Team: NC State Woflpack
2011 W-L: 8-5 (4-4)
Head Coach: Tom O’Brien (33-30; five seasons)
Returning Starters: 14 (7 Offense, 7 Defense)
At the end of October last year, it appeared to be the end of the line for NC State coach Tom O’Brien. The Woflpack were 4-4, were just blown out 34-0 by Florida State, and had to win three of their final four games to make a bowl game. It would have been the third of his five seasons the team failed to reach the postseason — unacceptable for a school that does prioritize football (or virtually any school for that matter). But then, something clicked. O’Brien’s team went on a tear that would include a shutout of cross-state rival North Carolina, a shocking upset vs. Clemson and an enormous comeback against Maryland to close out the regular season. Now, O’Brien’s job is not only safe (for now), but his team is thinking much bigger than they had before.
On offense, the group is fueled by breakout QB Mike Glennon. The mastermind behind the late 2011 run, Glennon threw for 823 yards and 11 touchdowns over the final three games. Most notably, a six-TD performance (five passing, one rushing) to come back from 41-14 down to the Terps. This year, however, he’ll be missing top target T.J. Graham, so replacing him becomes one of the top priorities for fall practice. Luckily, he’ll have two seniors at his disposal — Tobais Palmer and Quintin Payton — both of whom played for the team last year, though in most-limited roles. Glennon is going to be looking to establish trust with these guys early, especially considering the question marks at running back. Senior James Washington still must prove he can step up into a leading role, while the status of the beleaguered Mustafa Greene is in flux again. For this offense to be at its best, it’ll demand a lot more out of the running game. Last year’s 104 yards-per-game (109th in FBS) won’t cut it, so someone obviously has to step up and make a severe course-correction.
As for the defense, the focus will obviously be on the defensive backs, specifically superstar David Amerson. Led by the ball-hawking then-sophomore (with 13 INTs), the NC State defense managed 27 picks in 2011; 11 more than the closest ACC squad. And even if offenses try and avoid Amerson, they’ll probably just run into senior safety Earl Wolff. A fierce defender in his own right, Wolff racked up an impressive 105 tackles from the secondary last year, while also grabbing three INTs of his own. So while these two standouts’ numbers are unlikely to decrease, they also have to worry about the rest of the D, which still holds quite a few question marks.
At linebacker, the team goes from having a strong, veteran group to having an inexperienced and untested one this year. The departures of Terrell Manning and Audie Cole will not be taken lightly, and the middle of the field suddenly looks wide open for the Wolfpack. This fact is expounded when you also consider the team’s lack of real answers along the defensive line either. While DEs Darryl Cato-Bishop and Brian Slay have playing time under their belts, no one really knows if they have the ability to lead a dominant pass-rush. If not, it could mean less chances for the secondary to force turnovers and more exploitation of the group’s questionable linebacker situation.

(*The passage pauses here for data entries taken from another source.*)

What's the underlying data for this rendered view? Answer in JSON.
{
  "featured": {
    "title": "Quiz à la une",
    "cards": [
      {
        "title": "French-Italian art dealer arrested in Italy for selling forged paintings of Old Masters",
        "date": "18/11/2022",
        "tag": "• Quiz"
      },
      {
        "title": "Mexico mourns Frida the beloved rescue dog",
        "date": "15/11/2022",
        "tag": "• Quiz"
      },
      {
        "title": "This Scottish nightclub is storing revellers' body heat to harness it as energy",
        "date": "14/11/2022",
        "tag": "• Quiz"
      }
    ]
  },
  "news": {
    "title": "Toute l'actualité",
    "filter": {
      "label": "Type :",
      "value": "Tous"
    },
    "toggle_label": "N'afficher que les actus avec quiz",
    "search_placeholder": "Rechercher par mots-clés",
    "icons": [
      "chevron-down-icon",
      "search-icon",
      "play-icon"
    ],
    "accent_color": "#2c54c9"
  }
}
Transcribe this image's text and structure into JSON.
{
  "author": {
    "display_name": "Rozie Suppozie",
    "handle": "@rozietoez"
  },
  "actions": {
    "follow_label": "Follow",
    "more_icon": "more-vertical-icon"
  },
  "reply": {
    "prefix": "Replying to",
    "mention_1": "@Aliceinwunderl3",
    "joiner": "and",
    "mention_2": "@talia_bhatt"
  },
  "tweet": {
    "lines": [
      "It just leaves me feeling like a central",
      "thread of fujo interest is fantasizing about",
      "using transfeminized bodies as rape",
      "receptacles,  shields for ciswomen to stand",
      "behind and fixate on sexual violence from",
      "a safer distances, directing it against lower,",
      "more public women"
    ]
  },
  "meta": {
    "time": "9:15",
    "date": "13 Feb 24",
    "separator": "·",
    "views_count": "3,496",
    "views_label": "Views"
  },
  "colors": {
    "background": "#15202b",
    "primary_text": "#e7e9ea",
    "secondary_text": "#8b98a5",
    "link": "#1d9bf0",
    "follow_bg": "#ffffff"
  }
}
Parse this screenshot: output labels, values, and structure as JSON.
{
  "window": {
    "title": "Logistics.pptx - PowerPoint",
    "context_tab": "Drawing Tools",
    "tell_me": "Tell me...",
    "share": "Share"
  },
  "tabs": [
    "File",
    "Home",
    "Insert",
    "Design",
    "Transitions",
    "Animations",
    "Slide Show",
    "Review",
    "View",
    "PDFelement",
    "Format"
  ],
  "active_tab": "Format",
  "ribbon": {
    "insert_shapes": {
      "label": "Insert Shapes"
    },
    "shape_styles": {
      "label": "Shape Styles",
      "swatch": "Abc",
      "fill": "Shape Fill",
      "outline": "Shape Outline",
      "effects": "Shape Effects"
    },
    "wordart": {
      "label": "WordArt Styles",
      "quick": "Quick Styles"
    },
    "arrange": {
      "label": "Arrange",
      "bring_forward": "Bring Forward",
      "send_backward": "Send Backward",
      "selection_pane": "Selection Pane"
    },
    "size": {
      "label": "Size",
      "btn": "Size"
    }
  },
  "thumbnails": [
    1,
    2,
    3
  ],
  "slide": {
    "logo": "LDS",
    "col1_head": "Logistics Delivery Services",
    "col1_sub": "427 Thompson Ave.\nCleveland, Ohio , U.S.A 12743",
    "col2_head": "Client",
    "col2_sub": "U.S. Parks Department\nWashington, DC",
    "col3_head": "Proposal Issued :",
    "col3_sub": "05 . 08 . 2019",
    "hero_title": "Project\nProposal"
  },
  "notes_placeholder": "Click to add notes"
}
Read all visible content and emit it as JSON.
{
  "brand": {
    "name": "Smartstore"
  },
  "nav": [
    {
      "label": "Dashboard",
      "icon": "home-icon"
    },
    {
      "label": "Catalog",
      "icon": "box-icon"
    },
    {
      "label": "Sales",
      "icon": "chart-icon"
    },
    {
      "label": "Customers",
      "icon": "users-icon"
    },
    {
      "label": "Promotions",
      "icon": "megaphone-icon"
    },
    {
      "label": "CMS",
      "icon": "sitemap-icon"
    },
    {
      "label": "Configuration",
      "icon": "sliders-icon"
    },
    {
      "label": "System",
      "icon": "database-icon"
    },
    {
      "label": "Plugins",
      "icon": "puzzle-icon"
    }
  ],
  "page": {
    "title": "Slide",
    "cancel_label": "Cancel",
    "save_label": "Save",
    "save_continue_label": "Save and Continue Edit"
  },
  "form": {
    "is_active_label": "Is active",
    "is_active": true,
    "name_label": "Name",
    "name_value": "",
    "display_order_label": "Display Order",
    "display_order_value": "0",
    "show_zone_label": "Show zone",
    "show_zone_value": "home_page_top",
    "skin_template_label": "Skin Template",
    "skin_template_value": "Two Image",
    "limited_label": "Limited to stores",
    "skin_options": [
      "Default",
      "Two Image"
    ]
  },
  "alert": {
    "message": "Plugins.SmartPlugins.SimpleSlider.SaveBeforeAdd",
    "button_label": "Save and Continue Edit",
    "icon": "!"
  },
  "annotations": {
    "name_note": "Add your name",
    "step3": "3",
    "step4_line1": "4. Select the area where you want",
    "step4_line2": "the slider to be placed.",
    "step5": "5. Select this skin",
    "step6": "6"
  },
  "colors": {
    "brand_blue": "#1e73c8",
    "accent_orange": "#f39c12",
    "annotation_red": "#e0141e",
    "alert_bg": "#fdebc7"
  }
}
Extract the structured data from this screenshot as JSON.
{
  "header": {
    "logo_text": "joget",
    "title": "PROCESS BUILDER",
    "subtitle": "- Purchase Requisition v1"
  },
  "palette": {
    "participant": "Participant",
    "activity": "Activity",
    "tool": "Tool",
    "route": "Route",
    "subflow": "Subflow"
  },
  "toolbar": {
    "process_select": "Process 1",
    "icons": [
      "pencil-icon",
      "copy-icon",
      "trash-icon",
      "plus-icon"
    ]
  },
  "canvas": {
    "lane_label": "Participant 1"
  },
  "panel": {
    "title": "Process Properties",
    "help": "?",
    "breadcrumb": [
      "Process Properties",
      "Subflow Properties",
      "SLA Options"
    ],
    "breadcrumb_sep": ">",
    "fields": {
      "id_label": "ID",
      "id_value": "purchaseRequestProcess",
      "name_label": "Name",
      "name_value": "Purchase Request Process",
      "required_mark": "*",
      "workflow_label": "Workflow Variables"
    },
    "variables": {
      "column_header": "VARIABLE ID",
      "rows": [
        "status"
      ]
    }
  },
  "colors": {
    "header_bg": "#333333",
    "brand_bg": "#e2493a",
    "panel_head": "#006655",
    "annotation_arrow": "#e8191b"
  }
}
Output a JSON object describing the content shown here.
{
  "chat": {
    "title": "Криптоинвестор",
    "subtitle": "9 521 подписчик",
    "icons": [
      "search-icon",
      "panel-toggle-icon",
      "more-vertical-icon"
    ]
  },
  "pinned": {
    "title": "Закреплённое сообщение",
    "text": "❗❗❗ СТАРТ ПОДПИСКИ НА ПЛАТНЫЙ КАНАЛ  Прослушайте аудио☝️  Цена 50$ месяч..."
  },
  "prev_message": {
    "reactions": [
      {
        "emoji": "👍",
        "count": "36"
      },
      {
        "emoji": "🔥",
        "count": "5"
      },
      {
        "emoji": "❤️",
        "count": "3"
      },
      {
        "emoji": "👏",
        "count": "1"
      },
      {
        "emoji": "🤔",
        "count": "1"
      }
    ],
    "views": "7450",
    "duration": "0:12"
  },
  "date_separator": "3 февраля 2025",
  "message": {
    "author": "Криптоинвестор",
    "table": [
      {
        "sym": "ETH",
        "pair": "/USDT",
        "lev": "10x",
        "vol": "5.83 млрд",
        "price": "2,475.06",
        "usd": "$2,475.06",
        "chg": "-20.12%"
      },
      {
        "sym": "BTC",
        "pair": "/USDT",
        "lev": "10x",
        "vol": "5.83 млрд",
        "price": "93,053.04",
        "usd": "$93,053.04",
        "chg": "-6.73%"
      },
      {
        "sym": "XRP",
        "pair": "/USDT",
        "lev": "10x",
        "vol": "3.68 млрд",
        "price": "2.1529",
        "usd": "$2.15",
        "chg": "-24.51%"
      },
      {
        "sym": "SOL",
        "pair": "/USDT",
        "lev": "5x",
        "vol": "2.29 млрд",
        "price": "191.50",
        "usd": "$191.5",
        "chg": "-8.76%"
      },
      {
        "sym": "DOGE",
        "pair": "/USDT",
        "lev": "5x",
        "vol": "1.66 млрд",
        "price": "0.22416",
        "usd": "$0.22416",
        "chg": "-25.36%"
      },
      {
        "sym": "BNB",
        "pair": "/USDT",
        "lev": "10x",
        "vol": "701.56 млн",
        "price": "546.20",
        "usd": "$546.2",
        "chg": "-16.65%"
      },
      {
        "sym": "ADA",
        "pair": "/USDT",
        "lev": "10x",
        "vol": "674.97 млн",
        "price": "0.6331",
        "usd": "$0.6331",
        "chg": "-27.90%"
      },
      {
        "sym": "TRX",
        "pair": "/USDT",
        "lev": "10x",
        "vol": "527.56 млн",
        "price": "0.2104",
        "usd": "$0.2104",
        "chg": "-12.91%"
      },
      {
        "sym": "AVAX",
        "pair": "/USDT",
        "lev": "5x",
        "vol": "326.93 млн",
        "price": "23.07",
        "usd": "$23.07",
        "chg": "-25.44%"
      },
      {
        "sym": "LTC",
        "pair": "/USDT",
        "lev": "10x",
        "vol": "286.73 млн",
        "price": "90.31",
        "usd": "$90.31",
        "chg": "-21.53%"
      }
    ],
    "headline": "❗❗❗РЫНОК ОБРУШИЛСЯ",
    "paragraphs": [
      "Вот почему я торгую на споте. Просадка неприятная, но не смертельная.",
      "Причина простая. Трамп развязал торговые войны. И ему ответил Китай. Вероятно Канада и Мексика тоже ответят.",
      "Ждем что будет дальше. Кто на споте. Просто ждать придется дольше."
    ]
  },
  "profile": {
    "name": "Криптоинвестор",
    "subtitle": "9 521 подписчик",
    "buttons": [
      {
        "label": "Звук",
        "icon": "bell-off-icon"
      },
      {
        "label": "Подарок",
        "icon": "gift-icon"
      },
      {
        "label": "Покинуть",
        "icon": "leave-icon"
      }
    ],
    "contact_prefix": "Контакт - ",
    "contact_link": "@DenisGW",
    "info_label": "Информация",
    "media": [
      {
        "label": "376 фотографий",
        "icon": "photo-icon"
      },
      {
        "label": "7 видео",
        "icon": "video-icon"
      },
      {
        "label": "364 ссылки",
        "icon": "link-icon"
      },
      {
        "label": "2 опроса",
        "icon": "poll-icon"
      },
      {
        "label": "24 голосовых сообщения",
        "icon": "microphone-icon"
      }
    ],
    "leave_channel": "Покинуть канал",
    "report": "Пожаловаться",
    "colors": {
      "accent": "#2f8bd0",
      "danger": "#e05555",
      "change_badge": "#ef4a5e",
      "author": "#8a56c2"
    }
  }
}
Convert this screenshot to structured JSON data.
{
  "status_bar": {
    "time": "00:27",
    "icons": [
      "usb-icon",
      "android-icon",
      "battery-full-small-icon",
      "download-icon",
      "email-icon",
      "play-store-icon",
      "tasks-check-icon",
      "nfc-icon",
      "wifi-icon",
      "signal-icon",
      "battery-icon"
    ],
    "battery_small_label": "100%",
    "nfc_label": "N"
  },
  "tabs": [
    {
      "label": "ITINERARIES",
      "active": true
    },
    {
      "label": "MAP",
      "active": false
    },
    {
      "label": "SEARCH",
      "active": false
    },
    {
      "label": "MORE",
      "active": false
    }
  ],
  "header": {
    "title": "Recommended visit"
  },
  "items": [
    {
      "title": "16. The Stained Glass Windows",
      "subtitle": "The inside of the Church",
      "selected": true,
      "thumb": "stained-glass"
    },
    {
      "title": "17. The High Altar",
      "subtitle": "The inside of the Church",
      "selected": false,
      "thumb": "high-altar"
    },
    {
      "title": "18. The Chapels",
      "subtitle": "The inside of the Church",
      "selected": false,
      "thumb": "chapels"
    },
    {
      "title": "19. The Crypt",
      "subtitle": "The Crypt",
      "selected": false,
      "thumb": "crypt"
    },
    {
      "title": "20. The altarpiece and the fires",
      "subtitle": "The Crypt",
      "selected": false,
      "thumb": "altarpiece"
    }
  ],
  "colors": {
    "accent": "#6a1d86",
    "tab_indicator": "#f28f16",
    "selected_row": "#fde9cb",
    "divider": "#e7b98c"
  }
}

As a group, NC State’s season largely depends on a series of ‘ifs.’ If Glennon can rely on his receivers and the team develops a running game, the offense will succeed. If the pass rush actually comes to fruition and the linebackers don’t become a liability, then the defense succeeds. And obviously, if all of that happens at once, then the Wolfpack will be in for a pretty special 2012. The schedule lays out favorably, spacing difficult contests all over, most notably an early visit from FSU and a late trip to Clemson. Will the script flip this year, scoring the Pack a big win against the ‘Noles and a big loss to the Tigers? Or do they have a shot at getting past both? Lucky for us, at least we’ll know exactly what we’re getting from this team right from the onset. The Chick-fil-a kickoff game against Tennessee will be a good barometer for what type of State team we’re dealing with. Is it classic State? That is, wilting to heightened expectations and a national stage against the seventh- or eighth-best team in the SEC. Or, is this group above all that?
As stated numerous times before, this team goes as Glennon and Amerson go. Expect big seasons from both, so a big season from NC State. They may not be on the same level as Clemson and FSU, but if the cards fall right, they could come reasonably close.
Prediction: (10-2) (6-2); Sun Bowl in El Paso